**Work required**:
Please state how many lines of the material contain "共感した", giving nothing but the number.

↓↓↓

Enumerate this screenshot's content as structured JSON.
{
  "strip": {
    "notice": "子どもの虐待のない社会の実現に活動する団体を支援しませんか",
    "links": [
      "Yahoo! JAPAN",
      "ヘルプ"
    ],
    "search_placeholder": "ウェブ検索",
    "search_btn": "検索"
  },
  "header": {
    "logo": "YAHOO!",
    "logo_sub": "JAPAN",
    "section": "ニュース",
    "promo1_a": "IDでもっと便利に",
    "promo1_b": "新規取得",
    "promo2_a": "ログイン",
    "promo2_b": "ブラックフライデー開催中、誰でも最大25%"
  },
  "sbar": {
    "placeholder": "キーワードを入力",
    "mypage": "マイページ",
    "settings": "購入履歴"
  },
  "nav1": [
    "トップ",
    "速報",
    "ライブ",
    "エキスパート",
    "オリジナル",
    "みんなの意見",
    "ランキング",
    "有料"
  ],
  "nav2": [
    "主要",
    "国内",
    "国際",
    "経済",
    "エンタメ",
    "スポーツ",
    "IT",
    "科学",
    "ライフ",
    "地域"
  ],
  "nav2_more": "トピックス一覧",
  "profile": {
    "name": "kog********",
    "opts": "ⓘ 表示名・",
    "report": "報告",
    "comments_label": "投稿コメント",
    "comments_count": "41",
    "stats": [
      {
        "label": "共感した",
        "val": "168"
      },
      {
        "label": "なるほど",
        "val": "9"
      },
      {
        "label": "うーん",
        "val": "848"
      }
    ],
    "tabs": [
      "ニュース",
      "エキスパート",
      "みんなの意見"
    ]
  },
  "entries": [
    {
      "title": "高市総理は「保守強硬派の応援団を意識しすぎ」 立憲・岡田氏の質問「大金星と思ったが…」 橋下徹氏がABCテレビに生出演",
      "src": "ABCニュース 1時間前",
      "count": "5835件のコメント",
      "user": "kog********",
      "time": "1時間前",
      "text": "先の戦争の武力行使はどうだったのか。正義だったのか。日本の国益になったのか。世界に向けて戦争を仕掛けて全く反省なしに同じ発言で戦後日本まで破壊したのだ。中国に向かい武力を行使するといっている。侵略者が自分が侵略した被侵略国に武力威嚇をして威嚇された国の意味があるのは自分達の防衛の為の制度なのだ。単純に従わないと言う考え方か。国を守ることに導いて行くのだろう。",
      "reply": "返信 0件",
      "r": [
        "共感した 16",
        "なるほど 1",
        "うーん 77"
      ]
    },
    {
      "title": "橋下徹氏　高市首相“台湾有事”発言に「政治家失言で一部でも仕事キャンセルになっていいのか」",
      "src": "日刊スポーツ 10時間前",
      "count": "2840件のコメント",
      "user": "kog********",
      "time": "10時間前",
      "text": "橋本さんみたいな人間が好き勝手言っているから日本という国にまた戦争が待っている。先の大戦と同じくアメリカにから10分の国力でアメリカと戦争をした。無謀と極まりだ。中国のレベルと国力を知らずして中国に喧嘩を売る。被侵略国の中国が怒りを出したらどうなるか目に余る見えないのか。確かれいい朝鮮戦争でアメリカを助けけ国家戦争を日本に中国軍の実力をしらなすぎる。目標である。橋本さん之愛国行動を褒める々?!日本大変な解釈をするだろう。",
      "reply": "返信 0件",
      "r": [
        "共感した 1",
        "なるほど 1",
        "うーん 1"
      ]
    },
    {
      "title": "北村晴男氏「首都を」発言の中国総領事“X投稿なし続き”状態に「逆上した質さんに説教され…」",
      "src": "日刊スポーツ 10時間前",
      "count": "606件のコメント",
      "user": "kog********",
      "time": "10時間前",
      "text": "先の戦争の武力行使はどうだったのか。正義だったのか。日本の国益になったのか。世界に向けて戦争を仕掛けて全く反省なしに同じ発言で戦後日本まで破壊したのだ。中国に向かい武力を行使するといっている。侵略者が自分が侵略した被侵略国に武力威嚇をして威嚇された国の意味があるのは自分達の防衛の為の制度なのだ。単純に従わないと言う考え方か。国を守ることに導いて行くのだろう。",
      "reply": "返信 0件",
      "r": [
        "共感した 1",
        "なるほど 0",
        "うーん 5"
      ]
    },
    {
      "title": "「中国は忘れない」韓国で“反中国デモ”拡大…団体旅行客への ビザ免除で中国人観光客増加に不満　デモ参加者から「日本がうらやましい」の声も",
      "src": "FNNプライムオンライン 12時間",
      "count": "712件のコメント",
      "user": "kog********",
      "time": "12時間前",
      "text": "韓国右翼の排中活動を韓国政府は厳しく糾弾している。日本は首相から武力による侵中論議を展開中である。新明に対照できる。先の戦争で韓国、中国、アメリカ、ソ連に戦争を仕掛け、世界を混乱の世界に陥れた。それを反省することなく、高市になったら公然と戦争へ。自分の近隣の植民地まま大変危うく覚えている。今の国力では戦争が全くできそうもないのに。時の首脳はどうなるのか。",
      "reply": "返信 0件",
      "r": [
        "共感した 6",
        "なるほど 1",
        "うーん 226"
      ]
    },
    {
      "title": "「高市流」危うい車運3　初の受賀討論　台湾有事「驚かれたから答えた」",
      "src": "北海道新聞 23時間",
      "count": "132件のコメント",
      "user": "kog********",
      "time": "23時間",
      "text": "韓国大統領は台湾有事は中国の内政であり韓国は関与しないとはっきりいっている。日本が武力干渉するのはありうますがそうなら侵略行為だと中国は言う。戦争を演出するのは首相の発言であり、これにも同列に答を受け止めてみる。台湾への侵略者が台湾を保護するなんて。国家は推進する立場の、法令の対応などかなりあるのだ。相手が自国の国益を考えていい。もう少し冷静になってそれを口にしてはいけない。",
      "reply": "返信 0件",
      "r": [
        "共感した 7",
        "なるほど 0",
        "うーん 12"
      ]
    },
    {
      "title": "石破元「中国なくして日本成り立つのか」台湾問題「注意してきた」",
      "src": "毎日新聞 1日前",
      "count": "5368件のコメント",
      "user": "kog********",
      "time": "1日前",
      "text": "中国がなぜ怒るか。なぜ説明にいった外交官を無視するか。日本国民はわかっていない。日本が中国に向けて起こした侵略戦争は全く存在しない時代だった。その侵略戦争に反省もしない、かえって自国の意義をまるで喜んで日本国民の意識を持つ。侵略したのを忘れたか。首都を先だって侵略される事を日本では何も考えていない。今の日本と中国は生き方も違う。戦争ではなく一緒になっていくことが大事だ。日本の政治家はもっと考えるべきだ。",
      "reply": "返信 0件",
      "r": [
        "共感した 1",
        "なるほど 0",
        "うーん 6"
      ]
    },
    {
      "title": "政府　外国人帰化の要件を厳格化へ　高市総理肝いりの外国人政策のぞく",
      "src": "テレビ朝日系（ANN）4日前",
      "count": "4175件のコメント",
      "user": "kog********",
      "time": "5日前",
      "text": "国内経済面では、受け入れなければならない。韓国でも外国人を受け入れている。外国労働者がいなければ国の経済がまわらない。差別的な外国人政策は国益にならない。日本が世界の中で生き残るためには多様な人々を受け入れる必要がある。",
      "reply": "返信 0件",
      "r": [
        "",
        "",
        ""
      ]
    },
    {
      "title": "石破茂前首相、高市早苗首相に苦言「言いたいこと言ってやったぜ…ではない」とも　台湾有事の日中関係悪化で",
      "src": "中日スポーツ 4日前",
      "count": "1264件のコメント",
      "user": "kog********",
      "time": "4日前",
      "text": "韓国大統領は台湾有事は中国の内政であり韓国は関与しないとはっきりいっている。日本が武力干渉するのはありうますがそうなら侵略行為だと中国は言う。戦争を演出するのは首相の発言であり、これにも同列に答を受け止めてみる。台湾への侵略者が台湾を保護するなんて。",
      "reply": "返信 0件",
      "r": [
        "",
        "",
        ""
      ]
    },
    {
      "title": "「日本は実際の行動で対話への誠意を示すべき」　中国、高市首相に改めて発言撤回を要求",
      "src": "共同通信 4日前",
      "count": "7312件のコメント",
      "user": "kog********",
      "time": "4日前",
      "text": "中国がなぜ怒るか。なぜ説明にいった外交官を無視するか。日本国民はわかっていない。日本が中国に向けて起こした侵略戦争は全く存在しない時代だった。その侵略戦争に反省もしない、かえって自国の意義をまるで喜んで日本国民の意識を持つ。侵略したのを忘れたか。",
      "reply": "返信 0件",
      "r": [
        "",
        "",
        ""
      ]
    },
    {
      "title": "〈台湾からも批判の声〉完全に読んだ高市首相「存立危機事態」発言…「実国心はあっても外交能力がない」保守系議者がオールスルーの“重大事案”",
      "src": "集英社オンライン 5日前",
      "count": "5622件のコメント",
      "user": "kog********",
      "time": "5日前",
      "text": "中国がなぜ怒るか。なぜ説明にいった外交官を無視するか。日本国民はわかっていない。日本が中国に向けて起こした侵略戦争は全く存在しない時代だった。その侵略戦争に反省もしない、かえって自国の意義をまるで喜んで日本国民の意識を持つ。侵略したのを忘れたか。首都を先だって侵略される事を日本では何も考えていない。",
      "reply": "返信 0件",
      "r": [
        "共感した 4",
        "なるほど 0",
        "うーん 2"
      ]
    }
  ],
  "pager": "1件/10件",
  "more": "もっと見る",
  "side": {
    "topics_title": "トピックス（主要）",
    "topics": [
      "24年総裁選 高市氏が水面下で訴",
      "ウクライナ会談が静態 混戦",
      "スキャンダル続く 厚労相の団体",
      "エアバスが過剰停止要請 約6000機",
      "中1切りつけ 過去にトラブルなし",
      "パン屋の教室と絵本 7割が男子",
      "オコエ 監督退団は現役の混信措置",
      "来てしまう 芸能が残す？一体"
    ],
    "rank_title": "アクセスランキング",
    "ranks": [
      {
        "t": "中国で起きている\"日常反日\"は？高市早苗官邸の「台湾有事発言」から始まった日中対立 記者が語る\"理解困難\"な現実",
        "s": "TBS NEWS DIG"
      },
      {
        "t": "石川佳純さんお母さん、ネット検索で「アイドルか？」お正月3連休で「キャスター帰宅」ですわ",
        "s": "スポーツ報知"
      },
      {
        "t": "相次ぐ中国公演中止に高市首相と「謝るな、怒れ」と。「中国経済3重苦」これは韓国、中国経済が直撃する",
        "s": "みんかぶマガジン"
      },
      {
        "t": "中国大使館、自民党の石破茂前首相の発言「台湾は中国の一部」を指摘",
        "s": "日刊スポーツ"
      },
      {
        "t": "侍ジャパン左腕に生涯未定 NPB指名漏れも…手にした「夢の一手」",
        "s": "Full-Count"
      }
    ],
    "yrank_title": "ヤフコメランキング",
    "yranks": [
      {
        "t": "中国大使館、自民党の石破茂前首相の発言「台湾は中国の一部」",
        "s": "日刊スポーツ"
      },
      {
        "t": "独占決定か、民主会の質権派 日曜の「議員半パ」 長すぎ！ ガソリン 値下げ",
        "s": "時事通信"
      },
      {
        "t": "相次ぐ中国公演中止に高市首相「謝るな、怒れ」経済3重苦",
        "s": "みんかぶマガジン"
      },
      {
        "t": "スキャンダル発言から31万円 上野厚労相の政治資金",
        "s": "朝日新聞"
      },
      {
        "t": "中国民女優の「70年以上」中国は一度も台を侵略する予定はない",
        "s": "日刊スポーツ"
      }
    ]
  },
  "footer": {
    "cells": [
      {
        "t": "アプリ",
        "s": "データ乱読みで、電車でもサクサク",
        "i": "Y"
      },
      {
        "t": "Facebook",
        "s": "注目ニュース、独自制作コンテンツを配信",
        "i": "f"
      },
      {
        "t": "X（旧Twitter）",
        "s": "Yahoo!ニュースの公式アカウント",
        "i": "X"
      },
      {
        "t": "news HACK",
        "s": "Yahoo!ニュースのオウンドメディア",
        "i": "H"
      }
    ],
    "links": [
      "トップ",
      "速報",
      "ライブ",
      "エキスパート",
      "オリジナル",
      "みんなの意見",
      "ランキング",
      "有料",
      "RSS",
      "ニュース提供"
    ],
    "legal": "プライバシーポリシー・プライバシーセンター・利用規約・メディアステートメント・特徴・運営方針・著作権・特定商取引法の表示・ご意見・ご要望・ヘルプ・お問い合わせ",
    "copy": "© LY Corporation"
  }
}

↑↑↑

**Exercise output**:
8